Difference 5: The court process in England and Wales is more formulaic and, arguably, much more straight forward than New Zealand

One thing that I appreciate about the courts of England and Wales is that for both financial remedy proceedings and Children Act proceedings, the actual process is reasonably straightforward to manage. In both instances, and in 90% of cases, parties will not need to attend Court more than three times for three distinct separate hearings. The documentation which is required to be prepared and filed ahead of each hearing is standard, and as a result there is a clear pathway or route for clients to navigate forwards.

The situation in New Zealand is more discretionary, and in my personal experience there is the possibility for more hearings which can lead to proceedings dragging on for a considerable amount of time.


But what about the things that I have found are similar between both countries? Being part of the commonwealth, and the fact that New Zealand follows common law, like England and Wales, the fundamental framework of family law is reasonably similar, especially in terms of overarching principles that the courts look to apply. Which brings us to the first similarity…


Similarity 1: Following a couple’s separation, the starting point is that there should be an equal division of property

In England and Wales the starting point when dealing with matrimonial property is 50/50, with a shift one way or the other depending on a number of different factors such as either party’s income, non-matrimonial property, who cares for the children etc. In New Zealand the situation is very similar, with there being a presumption of equal sharing for marriages or de facto relationships which exceed three years.

For marriages less than three years, the starting point remains that there is a presumption of equal sharing, but the parties will have stronger arguments to move away from this. The same situation will apply for a de facto relationship of less than three years only if there has been a child of the relationship. Speaking of children, this takes us to the second similarity…


Similarity 2: When it comes to children, it all comes down to best interests and welfare

Both England and Wales and New Zealand’s respective overarching statutes which deal with children matters, have almost identical principles in that the Court’s paramount consideration is what is in the best interests and welfare of the child. This starting point makes the laws of both countries when it comes to disputes concerning children very similar, and there is also a strong focus on mediation as a first approach in both countries.


My Thoughts

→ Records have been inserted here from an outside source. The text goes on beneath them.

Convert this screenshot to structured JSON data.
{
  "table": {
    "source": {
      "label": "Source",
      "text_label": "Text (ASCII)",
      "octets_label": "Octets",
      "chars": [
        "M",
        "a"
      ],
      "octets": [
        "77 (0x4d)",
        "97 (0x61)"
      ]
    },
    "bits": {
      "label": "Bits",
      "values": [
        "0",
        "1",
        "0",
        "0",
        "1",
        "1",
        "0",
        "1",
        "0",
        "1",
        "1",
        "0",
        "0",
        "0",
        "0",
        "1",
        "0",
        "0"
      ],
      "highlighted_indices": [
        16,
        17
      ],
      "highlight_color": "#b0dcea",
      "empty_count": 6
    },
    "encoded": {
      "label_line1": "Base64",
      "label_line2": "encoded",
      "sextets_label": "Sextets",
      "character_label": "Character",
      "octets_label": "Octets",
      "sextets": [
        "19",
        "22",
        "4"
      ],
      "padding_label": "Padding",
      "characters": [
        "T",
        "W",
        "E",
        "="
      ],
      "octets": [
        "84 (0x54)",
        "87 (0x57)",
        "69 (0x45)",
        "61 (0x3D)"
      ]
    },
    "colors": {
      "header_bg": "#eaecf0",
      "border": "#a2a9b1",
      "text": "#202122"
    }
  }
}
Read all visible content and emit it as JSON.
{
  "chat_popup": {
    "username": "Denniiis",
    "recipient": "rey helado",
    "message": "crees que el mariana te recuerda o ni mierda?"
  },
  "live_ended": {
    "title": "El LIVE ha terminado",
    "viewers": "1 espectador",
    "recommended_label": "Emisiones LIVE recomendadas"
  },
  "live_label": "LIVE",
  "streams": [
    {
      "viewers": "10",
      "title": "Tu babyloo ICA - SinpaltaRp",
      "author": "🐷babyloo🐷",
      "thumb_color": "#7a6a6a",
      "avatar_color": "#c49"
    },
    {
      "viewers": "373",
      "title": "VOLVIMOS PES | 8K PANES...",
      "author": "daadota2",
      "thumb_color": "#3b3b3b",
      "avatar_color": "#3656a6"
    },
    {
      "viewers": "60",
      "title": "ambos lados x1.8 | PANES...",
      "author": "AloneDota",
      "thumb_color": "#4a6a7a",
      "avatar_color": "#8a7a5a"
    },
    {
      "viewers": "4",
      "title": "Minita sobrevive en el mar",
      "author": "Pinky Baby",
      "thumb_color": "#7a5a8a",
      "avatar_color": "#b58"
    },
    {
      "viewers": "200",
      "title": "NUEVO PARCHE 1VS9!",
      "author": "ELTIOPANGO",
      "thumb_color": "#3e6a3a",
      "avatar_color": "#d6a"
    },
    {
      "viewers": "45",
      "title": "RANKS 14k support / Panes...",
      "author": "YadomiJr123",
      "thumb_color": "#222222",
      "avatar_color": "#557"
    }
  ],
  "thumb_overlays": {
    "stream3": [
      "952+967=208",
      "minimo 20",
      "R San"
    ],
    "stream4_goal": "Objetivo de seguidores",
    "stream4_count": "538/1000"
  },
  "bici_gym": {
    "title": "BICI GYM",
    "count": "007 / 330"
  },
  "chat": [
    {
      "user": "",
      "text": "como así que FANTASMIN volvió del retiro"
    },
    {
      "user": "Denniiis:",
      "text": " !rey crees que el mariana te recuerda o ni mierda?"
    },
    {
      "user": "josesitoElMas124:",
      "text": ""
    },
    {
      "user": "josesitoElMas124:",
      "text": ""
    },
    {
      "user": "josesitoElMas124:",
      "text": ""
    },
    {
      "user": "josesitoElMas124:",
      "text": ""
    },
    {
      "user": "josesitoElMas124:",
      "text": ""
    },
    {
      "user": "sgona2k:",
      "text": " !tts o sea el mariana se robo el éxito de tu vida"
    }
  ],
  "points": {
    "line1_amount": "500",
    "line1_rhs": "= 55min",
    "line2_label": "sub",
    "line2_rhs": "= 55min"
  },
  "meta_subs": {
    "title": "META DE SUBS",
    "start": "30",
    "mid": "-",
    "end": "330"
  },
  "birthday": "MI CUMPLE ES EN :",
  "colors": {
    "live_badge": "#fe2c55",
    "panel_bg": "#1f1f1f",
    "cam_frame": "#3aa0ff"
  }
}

Having practiced in both countries, there are things I like from both which if combined, I believe would create a strong family law system. I like the New Zealand approach in relation to divorce, which is that it has essentially been reduced to a paperwork exercise which is both separate and inconsequential to financial matters. I also believe that the rules for de facto couples which New Zealand has would provide important protections for unmarried couples here in England and Wales.

New Zealand could also learn a lot from the system here in England and Wales, as the court process here is much more streamlined both for financial matters and children matters. Despite delays and long backlogs with the Court, one benefit of England and Wales is that you can almost guarantee a set number of specific hearings for either matter, whereas the system in New Zealand was more open-ended and less defined.


Rob Webster is a dual qualified solicitor, first admitted in New Zealand in 2015. Rob likes to take a pragmatic approach to work and takes care to always be available to his clients to assist them in what is often the most stressful period of their lives. He is committed to providing the very best client service and is available to assist in all aspects of family law, including divorce, finances, children matters and cohabitation disputes.

For specialist advice on any family law related issue contact Maguire Family Law by email: or telephone:

Contact Us